A 10,000-gallon tank filled with recycled wastewater is used to flush out the barns after the herd has been fed. A torrent of water sweeps waste and debris from the sloped feed barn floor to the concrete canal. By reusing this wastewater, the dairy is able to continually wash down the feed barns without any additional cost or labor.
Water used for wash-down purposed drains from the feed barns towards a central collect point. This concrete-lined canal carries the water to the first stage of a two-stage lagoon system; there the breakdown of the waste occurs. Next, the wastewater is gravity-fed through an underground 24-inch pipe to the second stage of the lagoon where anaerobic activity further breaks down the waste.
From the far-side of the u-shaped holding pond the water is pumped for use in the irrigation systems and for flushing the feed barns. Giant sprinklers and a central pivot are employed to distribute the waste water over crops of corn, sorghum and grass fields, where remaining nutrients are absorbed.

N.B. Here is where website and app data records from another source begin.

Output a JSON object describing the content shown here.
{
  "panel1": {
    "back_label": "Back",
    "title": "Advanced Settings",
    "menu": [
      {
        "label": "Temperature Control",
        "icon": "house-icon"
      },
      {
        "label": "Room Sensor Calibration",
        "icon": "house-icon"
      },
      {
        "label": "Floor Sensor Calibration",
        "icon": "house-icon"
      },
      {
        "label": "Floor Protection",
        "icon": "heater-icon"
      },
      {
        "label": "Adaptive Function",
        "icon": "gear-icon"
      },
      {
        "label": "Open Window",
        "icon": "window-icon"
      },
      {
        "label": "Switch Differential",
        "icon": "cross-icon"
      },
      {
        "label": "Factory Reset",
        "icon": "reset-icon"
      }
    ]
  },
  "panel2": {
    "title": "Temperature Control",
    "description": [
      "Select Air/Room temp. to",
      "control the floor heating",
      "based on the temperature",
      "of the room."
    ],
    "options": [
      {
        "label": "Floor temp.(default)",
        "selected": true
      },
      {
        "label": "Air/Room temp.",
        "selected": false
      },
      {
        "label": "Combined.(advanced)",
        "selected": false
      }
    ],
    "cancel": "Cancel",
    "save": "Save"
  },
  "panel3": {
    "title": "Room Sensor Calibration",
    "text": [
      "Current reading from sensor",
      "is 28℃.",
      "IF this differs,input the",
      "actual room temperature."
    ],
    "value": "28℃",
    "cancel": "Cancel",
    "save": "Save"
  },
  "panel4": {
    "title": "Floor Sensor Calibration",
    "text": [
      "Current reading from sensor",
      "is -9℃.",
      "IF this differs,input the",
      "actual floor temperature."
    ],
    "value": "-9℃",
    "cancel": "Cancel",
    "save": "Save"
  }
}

Joe Wright: The solution to pollution is dilution. We do pay a conscious effort in that whatever we grow is making net removal, even large net removals of nitrogen and phosphorus and so forth.
V&W conservation efforts are not limited to water reclamation. The dairy uses a system of crop rotation and leaving fields fallow to prevent soil erosion.

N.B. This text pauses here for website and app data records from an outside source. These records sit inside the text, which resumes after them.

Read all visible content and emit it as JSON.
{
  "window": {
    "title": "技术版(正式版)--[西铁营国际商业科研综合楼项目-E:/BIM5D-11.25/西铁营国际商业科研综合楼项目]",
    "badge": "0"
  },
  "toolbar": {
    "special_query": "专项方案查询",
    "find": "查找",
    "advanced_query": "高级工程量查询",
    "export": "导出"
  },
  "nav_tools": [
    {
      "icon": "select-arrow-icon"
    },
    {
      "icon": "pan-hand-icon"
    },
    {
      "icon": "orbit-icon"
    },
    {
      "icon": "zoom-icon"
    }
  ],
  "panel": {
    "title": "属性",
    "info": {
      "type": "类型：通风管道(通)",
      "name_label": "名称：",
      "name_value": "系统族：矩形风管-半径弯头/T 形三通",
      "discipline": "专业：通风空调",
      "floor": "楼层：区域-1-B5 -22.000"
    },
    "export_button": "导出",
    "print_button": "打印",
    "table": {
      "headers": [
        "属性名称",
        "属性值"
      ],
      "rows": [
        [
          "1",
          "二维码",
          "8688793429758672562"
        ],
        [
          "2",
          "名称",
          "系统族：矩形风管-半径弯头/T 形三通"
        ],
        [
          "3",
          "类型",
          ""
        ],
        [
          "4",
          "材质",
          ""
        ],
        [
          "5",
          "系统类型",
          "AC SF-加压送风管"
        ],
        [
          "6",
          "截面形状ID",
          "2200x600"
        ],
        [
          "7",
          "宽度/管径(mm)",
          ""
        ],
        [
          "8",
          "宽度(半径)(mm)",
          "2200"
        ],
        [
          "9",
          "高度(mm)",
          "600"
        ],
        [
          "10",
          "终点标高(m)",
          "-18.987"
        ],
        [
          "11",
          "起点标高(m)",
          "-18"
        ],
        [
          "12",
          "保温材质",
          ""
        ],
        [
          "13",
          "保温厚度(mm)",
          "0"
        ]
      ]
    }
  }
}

Joe Wright: We look at it as a three-crop-a year rotation. Now, there’s some strategic, you know, decisions you can make in the winter. Sometimes we may skip a second sorghum crop and intentionally plant a winter crop such as oats. Matter of fact, we're doing that with a hundred acre field this winter that was in corn that we're not replanting in sorghum; we're going to let that land rest.
V&W now has about 475 acres for double cropping corn and sorghum and 150 acres for grass hay fields. The dairy is planting new, improved grasses such as Florakirk and Tifton 85 developed by the Extension Service, the SCS, and the University of Florida. These grasses are quick growing and provide an excellent source of hay. The corn is chopped into silage and mixed with hay, sorghum, and other ingredients to yield a nutritious feed. This mixture is fed back to the herd and the cycle begins anew.

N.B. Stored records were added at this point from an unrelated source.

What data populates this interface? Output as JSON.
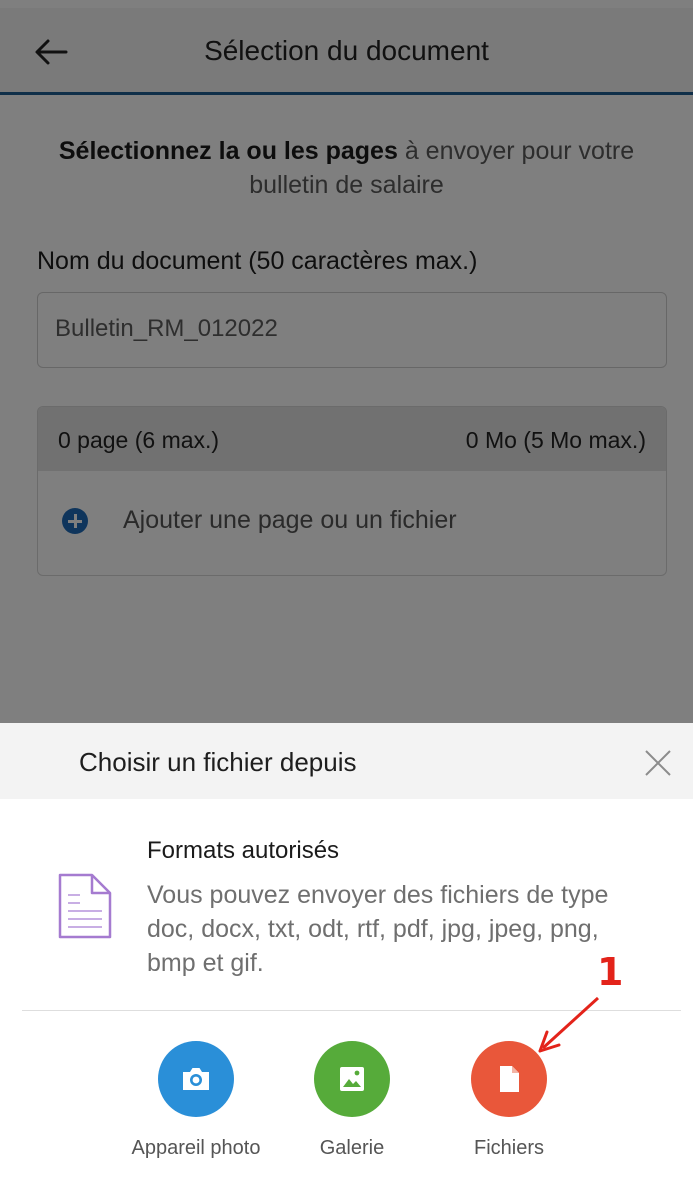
{
  "appbar": {
    "title": "Sélection du document"
  },
  "intro": {
    "bold": "Sélectionnez la ou les pages",
    "rest": " à envoyer pour votre bulletin de salaire"
  },
  "name_field": {
    "label": "Nom du document (50 caractères max.)",
    "value": "Bulletin_RM_012022"
  },
  "pages": {
    "count": "0 page (6 max.)",
    "size": "0 Mo (5 Mo max.)",
    "add_label": "Ajouter une page ou un fichier"
  },
  "sheet": {
    "title": "Choisir un fichier depuis",
    "formats_title": "Formats autorisés",
    "formats_desc": "Vous pouvez envoyer des fichiers de type doc, docx, txt, odt, rtf, pdf, jpg, jpeg, png, bmp et gif.",
    "actions": [
      {
        "label": "Appareil photo",
        "icon": "camera-icon",
        "color": "#2a8fd8"
      },
      {
        "label": "Galerie",
        "icon": "gallery-icon",
        "color": "#56ab3a"
      },
      {
        "label": "Fichiers",
        "icon": "file-icon",
        "color": "#e9573a"
      }
    ]
  },
  "annotation": {
    "number": "1",
    "color": "#e3231a"
  }
}
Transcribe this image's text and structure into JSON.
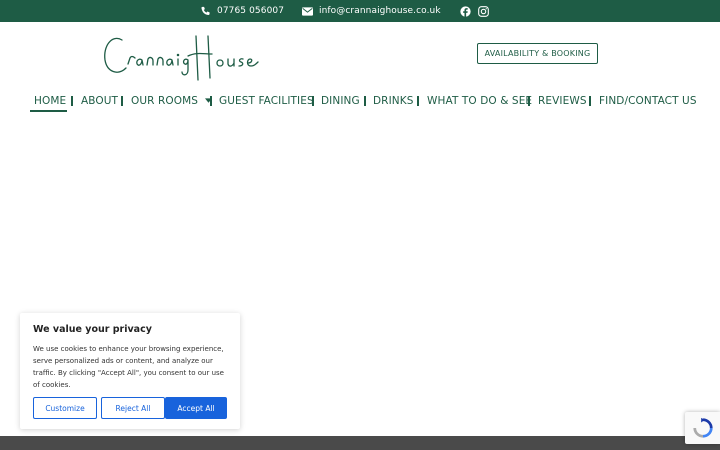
{
  "topbar": {
    "phone": "07765 056007",
    "email": "info@crannaighouse.co.uk",
    "icons": [
      "phone-icon",
      "envelope-icon",
      "facebook-icon",
      "instagram-icon"
    ]
  },
  "header": {
    "logo_text": "Crannaig House",
    "cta_label": "AVAILABILITY & BOOKING"
  },
  "nav": {
    "items": [
      {
        "label": "HOME"
      },
      {
        "label": "ABOUT"
      },
      {
        "label": "OUR ROOMS"
      },
      {
        "label": "GUEST FACILITIES"
      },
      {
        "label": "DINING"
      },
      {
        "label": "DRINKS"
      },
      {
        "label": "WHAT TO DO & SEE"
      },
      {
        "label": "REVIEWS"
      },
      {
        "label": "FIND/CONTACT US"
      }
    ]
  },
  "cookie": {
    "title": "We value your privacy",
    "body": "We use cookies to enhance your browsing experience, serve personalized ads or content, and analyze our traffic. By clicking \"Accept All\", you consent to our use of cookies.",
    "customize": "Customize",
    "reject": "Reject All",
    "accept": "Accept All"
  },
  "colors": {
    "brand_green": "#1e5c45",
    "cookie_blue": "#1863dc",
    "footer_gray": "#4a4a4a"
  }
}
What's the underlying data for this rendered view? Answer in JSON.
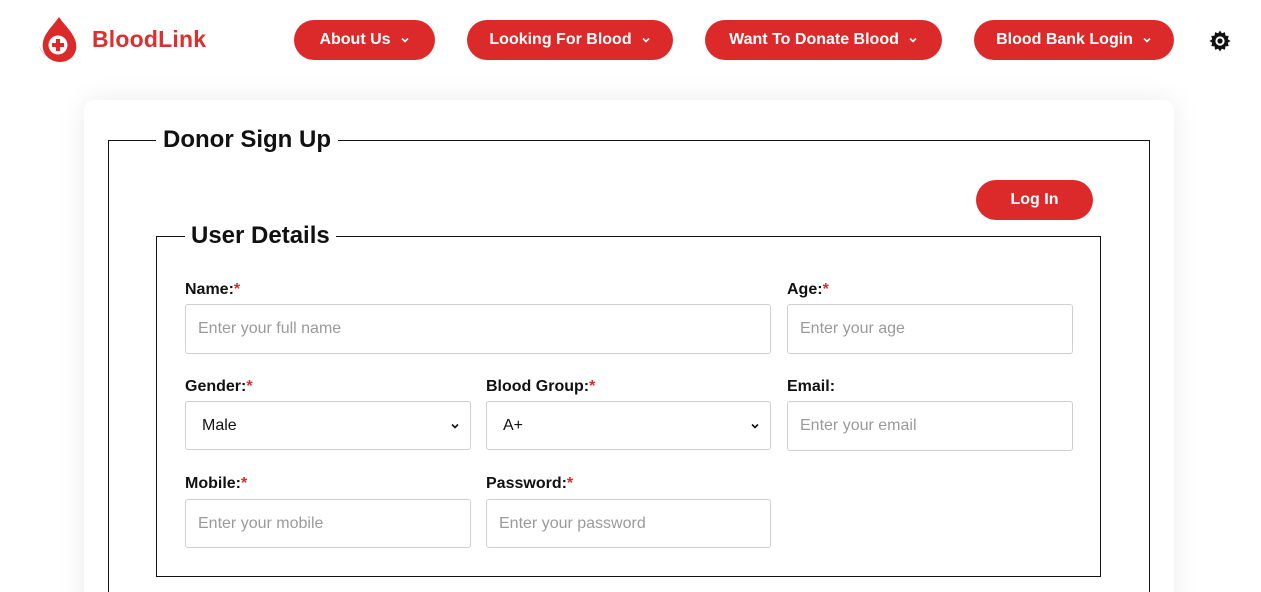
{
  "brand": {
    "name": "BloodLink",
    "accent": "#dc2a2a"
  },
  "nav": {
    "about": "About Us",
    "looking": "Looking For Blood",
    "donate": "Want To Donate Blood",
    "bank_login": "Blood Bank Login"
  },
  "form": {
    "title": "Donor Sign Up",
    "login_label": "Log In",
    "section_title": "User Details",
    "required_marker": "*",
    "fields": {
      "name": {
        "label": "Name:",
        "placeholder": "Enter your full name"
      },
      "age": {
        "label": "Age:",
        "placeholder": "Enter your age"
      },
      "gender": {
        "label": "Gender:",
        "value": "Male"
      },
      "blood_group": {
        "label": "Blood Group:",
        "value": "A+"
      },
      "email": {
        "label": "Email:",
        "placeholder": "Enter your email"
      },
      "mobile": {
        "label": "Mobile:",
        "placeholder": "Enter your mobile"
      },
      "password": {
        "label": "Password:",
        "placeholder": "Enter your password"
      }
    }
  },
  "icons": {
    "logo": "blood-drop-plus-icon",
    "theme": "gear-icon",
    "chevron": "chevron-down-icon"
  }
}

Water isn't the only thing recycled at V&W Dairy. The dairy cows themselves do their part to help out the environment.
Joe Wright: Cows are recyclers. Many of the things we feed would be human waste, some directly into a landfill, if the dairy cows or some other form of livestock would not consume them. And that would get into items like bakery waste, wet brewers grain, your corn by-products, soybean products, and cotton seed products, whatever it would be a by-product without any other obvious use, were it not for the cows. Cows are able to extract additional nutrients out of those things and actually use and metabolize it in the manufacturing of milk.
Forming the farm's southern boundary is a tract of oaks, pines, and palmettos. The V&W Dairy plans to protect and preserve this land by leaving it in its natural state.
Joe Wright: There's close to 600 acres of very native woods and palmetto country in this mass we have and I would hope to keep a portion of that land native forever; not just for a buffer, but just for the joy of driving through some old Florida native land.
A great deal of thought and planning has gone into creating the complex, inter-related systems that govern the V&W Dairy. Such systems may promote longevity in the business world, but this is not the only reason for creating it.
Joe Wright: You have to take the attitude in farming that you're doing this for the long haul. I mean, farming has so many ups and downs; you have to treat this land like you want to farm here forever, and you want your son or daughter to farm here forever. You have to use the best practices that are available at that time. When you run into a stumbling block, you can't just stop at the first answer you get. You have to talk to your extension agent. You need to call the universities, and you really have to try to be progressive, because certain thing will always change. So you have to stay ahead of the game, and we're learning new things all the time.